Based on data from Johnson & Johnsons Q2 earnings presentation, Invokana and Farxiga together laid claim to about 30% of newly written type 2 diabetes prescriptions as of July 2014. All things considered that's pretty impressive, considering Invokana didn't even hit pharmacy shelves until April 2013, and Farxiga Feb. 2014.
MannKind's (NASDAQ: MNKD) inhaled diabetes drug Afrezza, which is due to be launched in the first quarter of 2015, is another potential game-changer worth watching. Targeted at both type 1 and type 2 diabetics, Afrezza eliminates the need for an injection, and could lead a revolution in convenience for diabetic medication delivery. Of course, there are still questions on pricing and whether or not diabetics will pay a premium for the convenience of not having to poke themselves with a needle.
Investors also shouldn't overlook the potential for a company like GW Pharmaceuticals (NASDAQ:GWPH) to radically change the treatment landscape. GW Pharmaceuticals is predominantly in the clinical stage of the drug development process, and is utilizing cannabinoids from the cannabis plant to hopefully create drugs capable of delivering positive biologic change.
The one to watch here is GWP42004, a type 2 diabetes treatment currently in phase 2b studies. In its phase 2a results, reported in Nov. 2012, GW Pharmaceuticals' treatment led to a number of statistically significant results, including reduced fasting plasma glucose levels, improved pancreatic beta-cell function, and reduced systolic blood pressure. Marijuana has been postulated as a suitable control for diabetes, so it's an area certainly worth GW Pharmaceuticals further exploring.
Plenty of work left to be done

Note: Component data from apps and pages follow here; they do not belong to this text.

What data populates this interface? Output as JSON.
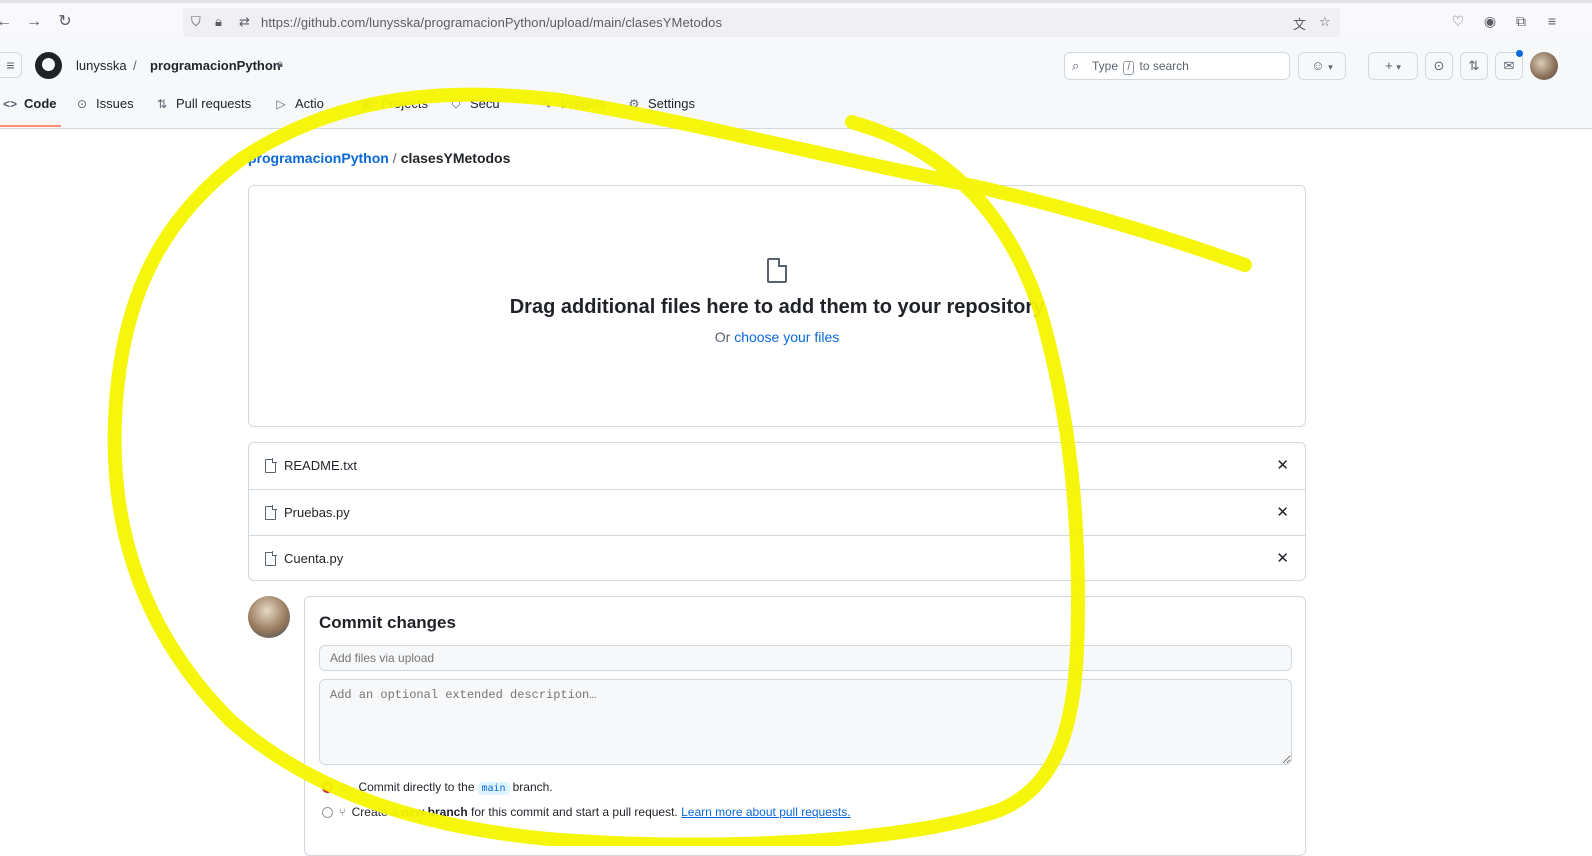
{
  "browser": {
    "url": "https://github.com/lunysska/programacionPython/upload/main/clasesYMetodos",
    "back_icon": "arrow-left-icon",
    "forward_icon": "arrow-right-icon",
    "reload_icon": "reload-icon"
  },
  "header": {
    "owner": "lunysska",
    "separator": "/",
    "repo": "programacionPython",
    "search_prefix": "Type",
    "search_key": "/",
    "search_suffix": "to search"
  },
  "tabs": [
    {
      "label": "Code",
      "icon": "code-icon"
    },
    {
      "label": "Issues",
      "icon": "issue-icon"
    },
    {
      "label": "Pull requests",
      "icon": "pull-request-icon"
    },
    {
      "label": "Actio",
      "icon": "play-icon"
    },
    {
      "label": "Projects",
      "icon": "table-icon"
    },
    {
      "label": "Secu",
      "icon": "shield-icon"
    },
    {
      "label": "Insights",
      "icon": "graph-icon"
    },
    {
      "label": "Settings",
      "icon": "gear-icon"
    }
  ],
  "breadcrumb": {
    "repo_link": "programacionPython",
    "separator": "/",
    "current": "clasesYMetodos"
  },
  "dropzone": {
    "title": "Drag additional files here to add them to your repository",
    "or_text": "Or",
    "link_text": "choose your files"
  },
  "files": [
    {
      "name": "README.txt"
    },
    {
      "name": "Pruebas.py"
    },
    {
      "name": "Cuenta.py"
    }
  ],
  "commit": {
    "title": "Commit changes",
    "summary_placeholder": "Add files via upload",
    "description_placeholder": "Add an optional extended description…",
    "option_direct_prefix": "Commit directly to the",
    "branch_name": "main",
    "option_direct_suffix": "branch.",
    "option_new_prefix": "Create a",
    "option_new_bold": "new branch",
    "option_new_suffix": "for this commit and start a pull request.",
    "learn_more": "Learn more about pull requests."
  },
  "colors": {
    "link": "#0969da",
    "tab_underline": "#fd8c73",
    "annotation": "#f5f500"
  }
}
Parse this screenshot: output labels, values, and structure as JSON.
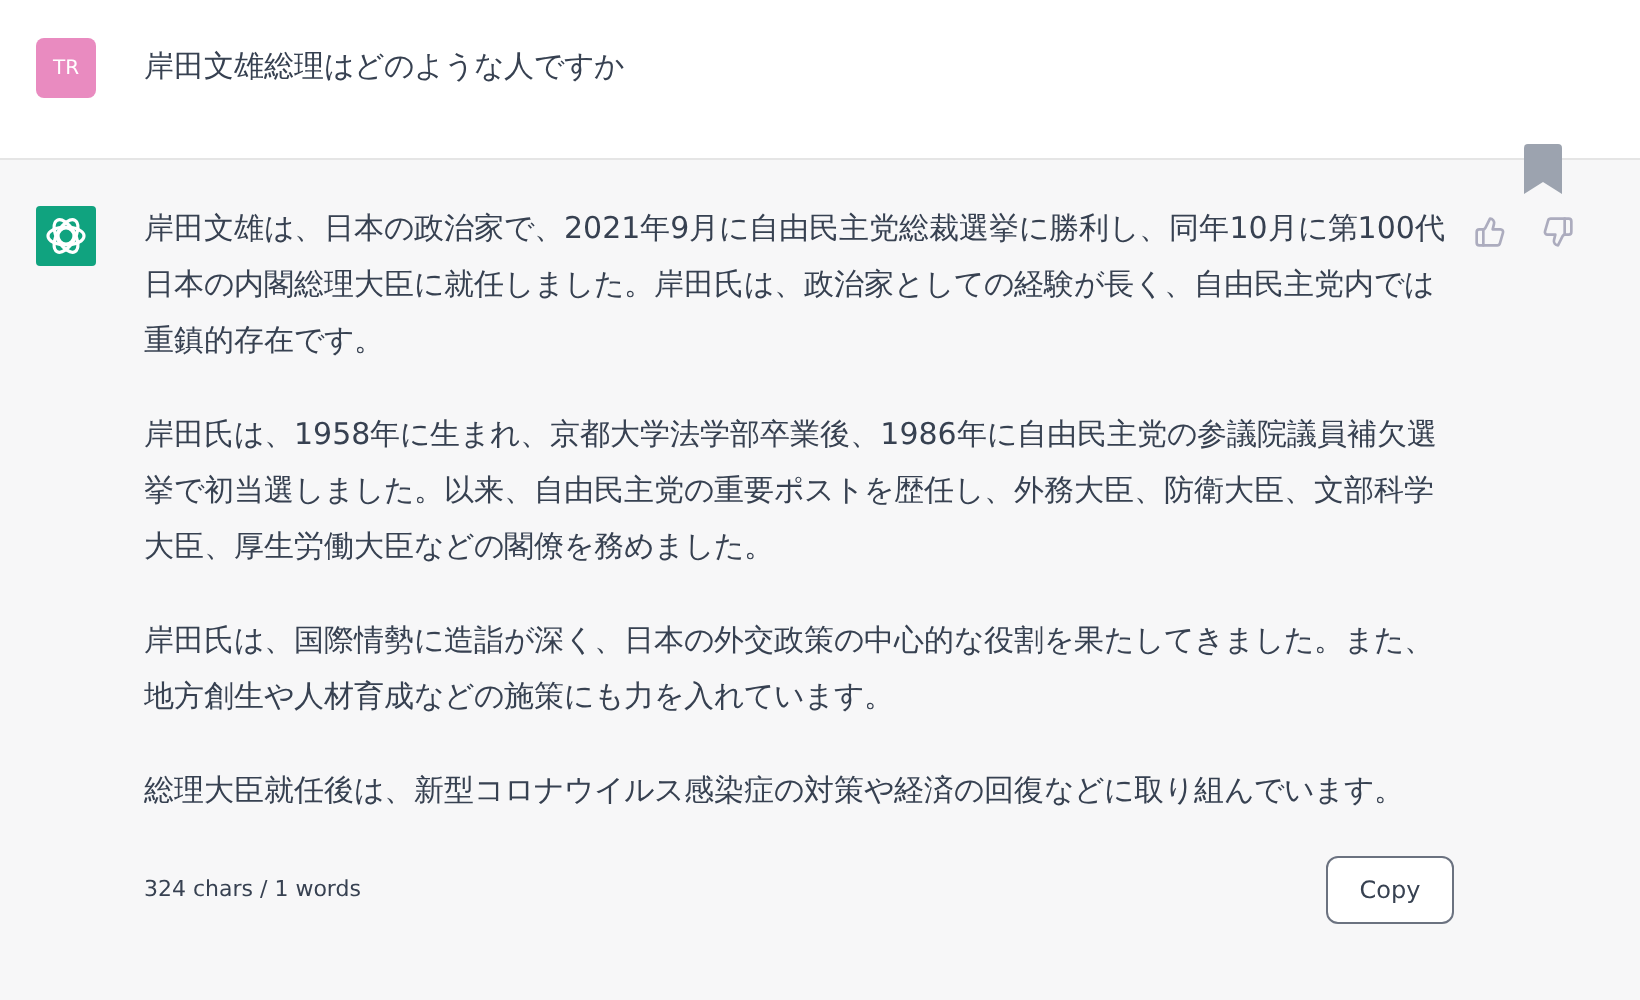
{
  "user_message": {
    "avatar": "TR",
    "text": "岸田文雄総理はどのような人ですか"
  },
  "assistant_message": {
    "paragraphs": [
      "岸田文雄は、日本の政治家で、2021年9月に自由民主党総裁選挙に勝利し、同年10月に第100代日本の内閣総理大臣に就任しました。岸田氏は、政治家としての経験が長く、自由民主党内では重鎮的存在です。",
      "岸田氏は、1958年に生まれ、京都大学法学部卒業後、1986年に自由民主党の参議院議員補欠選挙で初当選しました。以来、自由民主党の重要ポストを歴任し、外務大臣、防衛大臣、文部科学大臣、厚生労働大臣などの閣僚を務めました。",
      "岸田氏は、国際情勢に造詣が深く、日本の外交政策の中心的な役割を果たしてきました。また、地方創生や人材育成などの施策にも力を入れています。",
      "総理大臣就任後は、新型コロナウイルス感染症の対策や経済の回復などに取り組んでいます。"
    ],
    "counter": "324 chars / 1 words",
    "copy_button": "Copy"
  }
}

This study from Australia simply acts as a reminder to drug developers, investors, and consumers that there's a lot of work left to be done to make diabetes a potentially curable, or easily manageable, disease. Yes, that begins with healthier lifestyle habits, but it will also entail pharmaceutical companies developing innovative new drugs. I, for one, look forward to the day when drug developers get a grip on this currently chronic disease, and hope I get to see it happen during my lifetime.